"To grow the sport, you have to keep educating," Ratner said. "We want to do business in Germany. We want to show the people and the newspaper people...that's the only way to do it. If you just walk away and say, 'Gee, they won't let us be on TV,' it doesn't make sense. So we're just going to keep pushing. It was the right decision and I'm glad we did it."
Holding fights in places like Germany and the U.K., where there's no oversight from local commissions like there is in the U.S., puts Ratner in a familiar position. The former head of the Nevada State Athletic Commission said he has no problem with ensuring that the UFC regulates itself overseas, acting as a "quasi-commission," though he'd prefer to have external regulation.
"I'd rather have the sport regulated wherever we go, but to grow the sport we've got to do these things and self-regulate and I think we're making inroads that way. Eventually I would hope that the British Boxing Board would get involved more, as well as the German Boxing Federation, and adopt the sport of mixed martial arts."
Ratner also touched on the recent release of UFC newcomer Vinicus Quieroz, who was let go from the organization after testing positive for steroids following his defeat at UFC 120 in London. Quieroz was nabbed by the UFC's independent drug-testing, but instead of being fined and suspended like other fighters who have tested positive during U.K. UFC events, he was released from his contract after only one fight.
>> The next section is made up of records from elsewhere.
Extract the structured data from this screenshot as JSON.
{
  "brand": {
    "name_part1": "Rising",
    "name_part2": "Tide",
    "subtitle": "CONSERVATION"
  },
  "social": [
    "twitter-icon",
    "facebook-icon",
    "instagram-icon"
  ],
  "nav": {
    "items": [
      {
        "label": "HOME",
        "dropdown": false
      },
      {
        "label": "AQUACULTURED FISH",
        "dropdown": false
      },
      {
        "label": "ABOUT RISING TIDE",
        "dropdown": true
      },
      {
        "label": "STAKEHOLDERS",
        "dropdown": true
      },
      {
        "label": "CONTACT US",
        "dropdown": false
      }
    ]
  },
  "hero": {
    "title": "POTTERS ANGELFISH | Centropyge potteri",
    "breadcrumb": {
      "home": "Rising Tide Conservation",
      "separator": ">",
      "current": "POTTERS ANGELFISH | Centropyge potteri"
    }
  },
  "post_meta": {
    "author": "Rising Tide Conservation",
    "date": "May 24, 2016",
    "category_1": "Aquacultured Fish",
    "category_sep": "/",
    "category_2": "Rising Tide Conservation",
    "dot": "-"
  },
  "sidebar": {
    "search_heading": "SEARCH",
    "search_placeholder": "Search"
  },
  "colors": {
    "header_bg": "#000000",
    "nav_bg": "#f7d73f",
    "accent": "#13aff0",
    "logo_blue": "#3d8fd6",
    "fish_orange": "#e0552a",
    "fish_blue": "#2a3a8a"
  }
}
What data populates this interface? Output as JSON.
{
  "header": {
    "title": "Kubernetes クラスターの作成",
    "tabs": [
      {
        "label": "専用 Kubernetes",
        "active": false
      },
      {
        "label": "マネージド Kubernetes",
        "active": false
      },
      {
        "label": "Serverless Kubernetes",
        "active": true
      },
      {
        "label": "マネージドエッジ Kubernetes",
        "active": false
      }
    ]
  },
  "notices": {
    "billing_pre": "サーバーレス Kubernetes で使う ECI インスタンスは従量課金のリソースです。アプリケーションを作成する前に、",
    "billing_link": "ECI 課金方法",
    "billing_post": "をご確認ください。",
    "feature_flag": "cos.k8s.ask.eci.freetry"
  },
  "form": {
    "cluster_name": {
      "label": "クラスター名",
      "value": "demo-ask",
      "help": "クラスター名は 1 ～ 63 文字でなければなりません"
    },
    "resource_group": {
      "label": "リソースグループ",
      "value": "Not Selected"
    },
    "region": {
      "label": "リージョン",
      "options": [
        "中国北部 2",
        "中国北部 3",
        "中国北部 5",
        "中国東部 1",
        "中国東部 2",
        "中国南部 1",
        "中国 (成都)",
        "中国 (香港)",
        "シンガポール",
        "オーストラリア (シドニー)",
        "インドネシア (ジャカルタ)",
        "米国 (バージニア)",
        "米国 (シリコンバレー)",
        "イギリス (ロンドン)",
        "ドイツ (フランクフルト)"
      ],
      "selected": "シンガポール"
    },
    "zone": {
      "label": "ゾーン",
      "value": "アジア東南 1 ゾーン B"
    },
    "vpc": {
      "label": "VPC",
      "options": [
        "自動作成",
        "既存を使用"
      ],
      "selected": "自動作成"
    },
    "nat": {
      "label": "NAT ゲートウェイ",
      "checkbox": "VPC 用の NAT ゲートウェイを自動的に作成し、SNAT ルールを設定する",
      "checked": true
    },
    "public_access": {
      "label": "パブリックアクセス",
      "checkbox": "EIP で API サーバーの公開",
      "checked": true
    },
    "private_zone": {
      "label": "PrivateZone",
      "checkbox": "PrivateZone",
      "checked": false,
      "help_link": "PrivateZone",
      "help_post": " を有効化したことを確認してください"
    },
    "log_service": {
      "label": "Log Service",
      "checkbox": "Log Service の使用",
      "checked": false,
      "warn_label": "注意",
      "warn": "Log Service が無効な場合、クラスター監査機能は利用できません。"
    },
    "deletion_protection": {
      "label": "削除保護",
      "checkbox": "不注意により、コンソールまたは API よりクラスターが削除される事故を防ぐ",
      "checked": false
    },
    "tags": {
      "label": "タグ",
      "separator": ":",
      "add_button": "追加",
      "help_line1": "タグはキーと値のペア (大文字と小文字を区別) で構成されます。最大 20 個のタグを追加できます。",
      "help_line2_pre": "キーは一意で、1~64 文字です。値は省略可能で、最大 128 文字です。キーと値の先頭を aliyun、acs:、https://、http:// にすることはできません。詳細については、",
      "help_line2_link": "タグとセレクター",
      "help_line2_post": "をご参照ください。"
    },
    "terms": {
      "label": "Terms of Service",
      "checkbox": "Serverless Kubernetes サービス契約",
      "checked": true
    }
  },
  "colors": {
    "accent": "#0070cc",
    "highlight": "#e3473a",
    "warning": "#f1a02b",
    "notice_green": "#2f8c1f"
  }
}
Ratner noted that he wasn't "in on the decision" when the UFC decided to release Quieroz, but suggested the move was prompted in part by Quieroz's performance in the fight.
"That night, he certainly was being talked about as not looking good," said Ratner. "He looked like he was in shape but he certainly got tired in the middle of the first round and wasn't as good as we thought, and then testing positive in your first fight certainly didn't help."
Ratner added that he thinks fighters who test positive for banned substances should be dealt with on a case-by-case basis, but said of Quieroz, "Here's a kid, his first fight with us, made a horrible mistake. And that's a mistake that you should not make."
Ratner agreed that random testing could be a good way to crack down on fighters who cycle on and off banned substances in order to avoid detection, saying, "I think you will see more states have random testing. I certainly have no problem with it. I think it's the right thing to do and they're doing it in boxing as well as MMA in Nevada."